Correct housing vital for top performance
AVOIDING injuries and pneumonia and maximising Holstein bull performance depends on adapting housing to suit the animals requirements.
Poor ventilation led to an outbreak of pneumonia in Dungannon Meats Holstein cattle trials leading to six casualties, said Greenmount Colleges Frank Foster.
"Improving ventilation meant leaving an inch space between roof sheets and removing some side sheets to allow air to circulate above cattle heads. This allowed them to recover."
Bulls on an intensive cereal-based system also required better ventilation to maintain performance than steers or heifers on a silage-based system, according to Mr Foster.
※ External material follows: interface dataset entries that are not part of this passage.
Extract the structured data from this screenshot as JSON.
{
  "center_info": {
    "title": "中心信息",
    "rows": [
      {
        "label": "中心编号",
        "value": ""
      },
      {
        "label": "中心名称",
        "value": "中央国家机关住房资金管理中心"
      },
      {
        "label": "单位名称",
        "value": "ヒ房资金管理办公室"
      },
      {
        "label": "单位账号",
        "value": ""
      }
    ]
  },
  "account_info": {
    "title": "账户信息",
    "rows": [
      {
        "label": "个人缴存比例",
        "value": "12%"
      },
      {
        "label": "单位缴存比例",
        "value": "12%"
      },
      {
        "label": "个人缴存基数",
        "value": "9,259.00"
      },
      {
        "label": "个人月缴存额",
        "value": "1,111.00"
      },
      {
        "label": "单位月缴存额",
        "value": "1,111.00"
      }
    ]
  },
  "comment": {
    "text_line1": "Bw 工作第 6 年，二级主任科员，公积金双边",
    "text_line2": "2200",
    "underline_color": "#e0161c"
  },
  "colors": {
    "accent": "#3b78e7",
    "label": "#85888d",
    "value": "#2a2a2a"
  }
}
"These animals have one-and-a-half times the oxygen requirement of a 500kg bullock eating silage. High levels of liveweight gain require high levels of oxygen.
"A 500kg bullock requires 0.075sq m of air inlet area and 0.045sq m of air outlet area compared with a bull of the same weight, which needs 0.12sq m of air inlet area and 0.06sq m of air outlet area."
As well as disease, housing also needed adjustment to minimise injuries, he said. "From five to six months, bulls begin to develop bullish characteristics such as mounting, which can lead to injury.
"Putting electric wires across the top of pens discourages mounting, reducing injuries. Mixing animals should also be avoided as it leads to aggression and injury.
"Allow animals sufficient space when they enter the system to avoid having to mix groups later. This should be based on their mature weight – 2.1 sq m/500kg," said Mr Foster.